Improved quality of life
in type 1 diabetes patients who had undergone pancreatic islet transplantation
surgeries, was seen in a phase 3
quality of life seen in type 1 diabetes patients after pancreatic islet
number of low blood glucose episodes and better awareness when they occur
improvement also seen in patients who continue on post-transplant insulin treatment.
It was conducted by the
National Institute of Allergy and Infectious Diseases (NIAID) and the National
Institute of Diabetes and Digestive and Kidney Diseases (NIDDK), and published
online March 21 in Diabetes Care.
HypoglycemiaHypoglycemia is a state where the blood glucose levels (blood sugar)
drops lower than normal.
symptoms like tremors, sweating, nausea and heart palpitations
. The normal levels can be restored
once they eat or drink something immediately. If the levels drop exceedingly
low, patients can succumb to injuries, coma, and even death.
Insulin is a hormone produced by the
islets of Langerhans in the pancreas and is responsible for maintaining the
blood glucose levels. In type 1 diabetes patients, the body's immune system attacks and destroys the
insulin-producing cells in the islets.
To overcome the insulin deficiency,
the patients take insulin shots. However, the amount of insulin in the shots
cannot wholly control the sugar levels, like natural insulin does, and could
lead to higher or lower states of glucose sometimes.
‘Frequent episodes of low blood glucose levels (hypoglycemia) can be prevented in type 1 diabetes patients, if they undergo pancreatic islet transplantation; better control of blood glucose and increased awareness of hypoglycemia are also achieved.’
Type 1 diabetes patients are also at
a disadvantage when it comes to detecting drops in blood glucose levels; they
are usually unaware of the drops till the blood sugar reaches alarmingly low
states, a state of severe hypoglycemia.
At this point, the patients
are unable to restore sugar levels to normal.
Phase 3 clinical study
A total of 48 participants with type
1 diabetes enrolled in the study; they all had hypoglycemic unawareness and
received at least one islet transplant
. The purified islets were
taken from the pancreases of deceased human donors. Hypoglycemic unawareness
meant they had an impaired ability to detect sugar drops and experienced
frequent episodes of severe hypoglycemic attacks even after receiving proper
A survey to assess the quality of
life (QoL) of patients before and after the transplant was conducted.
Participants had to fill two diabetic-specific surveys and two concerning their
The amount of insulin that would be
available after the pancreatic islets were transplanted would be enough for
rectifying the impaired hypoglycemic awareness of the patients, and not so much
as to fulfill the entire body's insulin requirement.
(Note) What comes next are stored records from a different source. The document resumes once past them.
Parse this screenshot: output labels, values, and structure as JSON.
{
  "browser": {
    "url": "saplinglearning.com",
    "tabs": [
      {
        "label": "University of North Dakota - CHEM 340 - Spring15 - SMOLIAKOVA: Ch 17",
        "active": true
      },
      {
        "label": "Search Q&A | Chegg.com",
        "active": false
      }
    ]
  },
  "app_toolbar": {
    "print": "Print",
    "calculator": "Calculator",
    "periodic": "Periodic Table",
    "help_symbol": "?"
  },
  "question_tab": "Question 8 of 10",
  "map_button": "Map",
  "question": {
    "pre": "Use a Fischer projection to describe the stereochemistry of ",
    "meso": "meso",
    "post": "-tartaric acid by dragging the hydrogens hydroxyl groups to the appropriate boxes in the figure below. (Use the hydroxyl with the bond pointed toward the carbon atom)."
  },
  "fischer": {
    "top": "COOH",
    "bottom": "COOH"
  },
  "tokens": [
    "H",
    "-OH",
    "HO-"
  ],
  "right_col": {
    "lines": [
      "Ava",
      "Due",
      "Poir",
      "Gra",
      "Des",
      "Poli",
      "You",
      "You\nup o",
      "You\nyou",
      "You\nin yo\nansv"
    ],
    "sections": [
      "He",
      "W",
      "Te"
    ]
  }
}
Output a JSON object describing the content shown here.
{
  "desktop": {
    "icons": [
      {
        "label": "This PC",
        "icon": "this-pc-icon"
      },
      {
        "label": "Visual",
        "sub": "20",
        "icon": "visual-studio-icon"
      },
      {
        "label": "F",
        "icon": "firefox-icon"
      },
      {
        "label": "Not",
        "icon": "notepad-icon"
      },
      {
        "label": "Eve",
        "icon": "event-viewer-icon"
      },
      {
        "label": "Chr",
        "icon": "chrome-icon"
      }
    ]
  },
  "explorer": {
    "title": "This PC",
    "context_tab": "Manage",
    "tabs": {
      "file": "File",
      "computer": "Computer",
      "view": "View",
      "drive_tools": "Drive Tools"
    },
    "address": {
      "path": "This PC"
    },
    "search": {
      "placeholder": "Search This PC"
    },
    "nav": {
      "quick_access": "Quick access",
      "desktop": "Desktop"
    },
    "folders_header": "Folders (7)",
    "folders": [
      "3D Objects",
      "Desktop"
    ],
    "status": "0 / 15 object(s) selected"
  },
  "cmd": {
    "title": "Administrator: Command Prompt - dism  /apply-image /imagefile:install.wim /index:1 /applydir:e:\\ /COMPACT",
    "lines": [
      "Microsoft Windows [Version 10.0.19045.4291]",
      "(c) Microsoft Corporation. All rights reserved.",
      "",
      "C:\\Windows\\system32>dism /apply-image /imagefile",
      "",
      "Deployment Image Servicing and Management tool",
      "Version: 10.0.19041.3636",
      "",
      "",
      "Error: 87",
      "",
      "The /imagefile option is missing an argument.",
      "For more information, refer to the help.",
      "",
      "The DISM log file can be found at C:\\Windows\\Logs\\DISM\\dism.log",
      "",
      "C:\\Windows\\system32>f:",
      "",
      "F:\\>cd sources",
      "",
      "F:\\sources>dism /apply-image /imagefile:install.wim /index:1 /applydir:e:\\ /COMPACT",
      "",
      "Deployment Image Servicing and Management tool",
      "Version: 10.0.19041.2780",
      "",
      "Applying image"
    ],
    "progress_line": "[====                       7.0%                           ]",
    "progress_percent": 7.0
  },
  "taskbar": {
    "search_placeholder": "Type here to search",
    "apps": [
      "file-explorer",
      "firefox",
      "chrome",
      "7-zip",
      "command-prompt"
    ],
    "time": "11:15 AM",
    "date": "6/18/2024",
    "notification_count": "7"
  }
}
For this reason, half of
the patient's had to continue taking insulin even after the transplant.
Overall Results of the Study Post-transplant included:
- Forty-two (88%) of the patients experienced fewer hypoglycemic episodes,
had better control of their blood glucose levels, and were more aware when
the episodes happened.
- Quality of life and overall health status improved vastly for the
patients in the diabetes front, even though they had to take long-term
treatment with immune-suppressing drugs to prevent transplant rejection.
- Patients who continued on insulin intake after the transplant also
reported similar improvements in their QoL. This could be mainly because
they no longer feared of not being aware of blood glucose level dips.
"People with type 1 diabetes
who are at high risk for hypoglycemic events have to practice caution every
moment, even while sleeping. It is an exhausting endeavor that--like the events
themselves--can keep them from living full lives," said NIDDK Director
Griffin P. Rodgers, M.D. "Although islet transplantation remains
experimental, we are very encouraged by these findings, as we are by the rapid
improvements in other treatments to help people with type 1 diabetes monitor
and manage their blood glucose, including artificial pancreas technology."
- Islet transplantation improves quality of life for people with hard-to-control type 1 diabetes - (https://www.nih.gov/news-events/news-releases/islet-transplantation-improves-quality-life-people-hard-control-type-1-diabetes)